The children who clean our homes, the ones who look after our children. The ones that walk the streets all day, waiting for the traffic light to turn red. The ones forced into marriage, the ones that bear offspring not much younger than themselves. The ones, who are neglected, abused and abandoned by their families. The ones with no support and no fight left. These are 40% of the children in our nation with no childhood. These are the children we see all around us.
We often see these kids and think, “I want to help them!” This moment of reflection soon turns into paralysis and helplessness- “How do I help them? Where do I start? Even if I reached out, there’s no way I could help all of them! Anyway, I don’t think I could make much of a difference.” With that, this moment of reflection passes and we carry on doing whatever it is that we were before we paused.
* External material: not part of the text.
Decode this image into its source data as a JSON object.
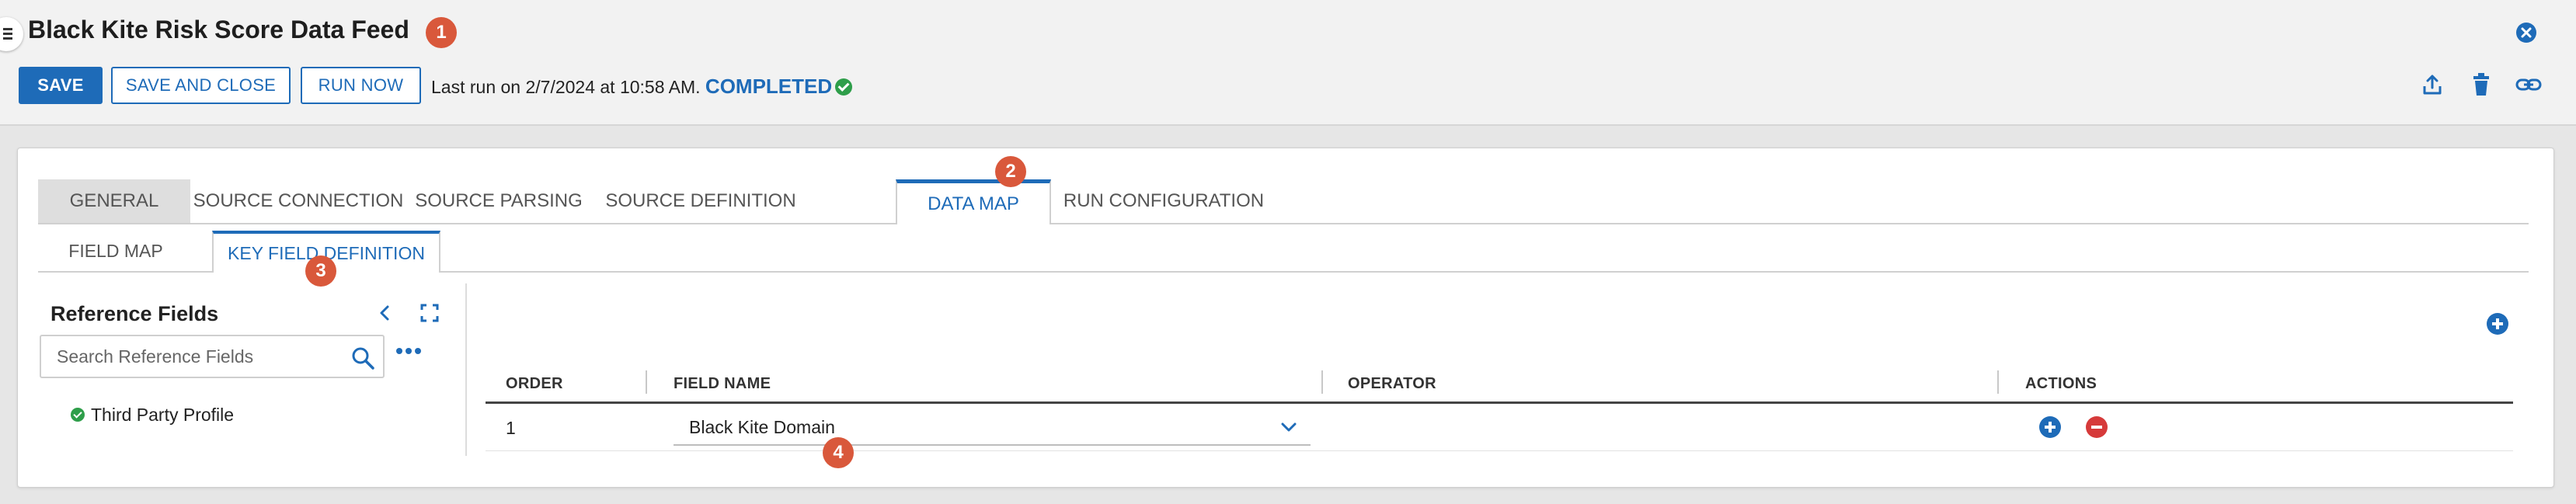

But there is a lot we can do…
What we don’t realize is that the issue of child safety is closer to us than we think. Maybe your child, niece or nephew has been bullied by peers or humiliated by a teacher and is afraid to break the silence? Maybe as a child you were a victim of abuse but were too scared to speak up? In such situations it is extremely daunting and nearly impossible for children to stand up for themselves- that is why we as adults need to step in. There isn’t any one expert way to protect children. Sometimes, it’s as simple as supporting domestic help to send their kids to school, or comforting a lost child and helping them find their family. Even that one-minute conversation you might have with the street kid tapping on your car window makes a bigger difference than you think. Child safety is not just the job of government or the police but in simple, everyday ways, all of ours.#ActNow is a movement to make child protection everybody’s business, to encourage and build neighbourhoods where we’re all looking out for and taking action to keep children safe. Watch this video, #ActNow and be a part of the change.
Here’s the inspiring story of Roohi Mitra who joined the #ActNow movement and became an agent of change:
One morning, as 44-year old Roohi was driving her daughter to the station to go to college, she stopped at a traffic signal. Something caught her eye – a child lying in the fast lane of the road, head on the divider. Worried, she stepped out and went up to the child. Seeing them, some passers by came to help, one of whom was Roohi’s driving instructor. Together, they tried to rouse the child, relieved when they got a response.
3-year-old Titli was bewildered, unsure of her whereabouts. Roohi, her daughter and the three men decided to help her find her family, starting at a village adjoining the road.
In the car, Roohi’s daughter found a chocolate and offered it to Titli – winning immediate favour. “She was so cute, so full of life and energy once she had the chocolate. She could get anyone to respond to her,” adds Roohi.
At the village, they started making enquiries about Titli and her family but no one recognized her. By now, it was three hours since they’d found the child. They decided to reach out to the police. At the station, they met the constable and enquiries were initiated. The police were responsive, wanting to help Titli, and seeing to it that her immediate need for food was taken care of. However, the investigation revealed that Titli’s mother was the victim of a crime and had been killed, and her father couldn’t be located.
“I was growing more and more worried. Where would this little girl go? It made me more determined to see that she was safe,” says Roohi. At the station, Roohi continued to wait to speak to the Assistant Commissioner of Police, then accompanied the police to see if they could identify Titli’s school. She ensured that Titli had a meal, changed clothes and was comfortable.
In the evening, Roohi went home, entrusting Titli to the care of the women constables, and rkept eturning over the next few days to check up on her. She began discussing next steps with the police on where Titli could go. After a few days, Titli was sent to a well-established orphanage for children, where Roohi continues to follow up and visit her.
Roohi is an everyday citizen who saw a child in distress, stepped out of her comfort zone and reached out to keep the child safe. Roohi’s story showcases that child protection is far simpler than we perceive it to be and is something that all citizens can engage in.
*Names of children have been changed to protect their identity.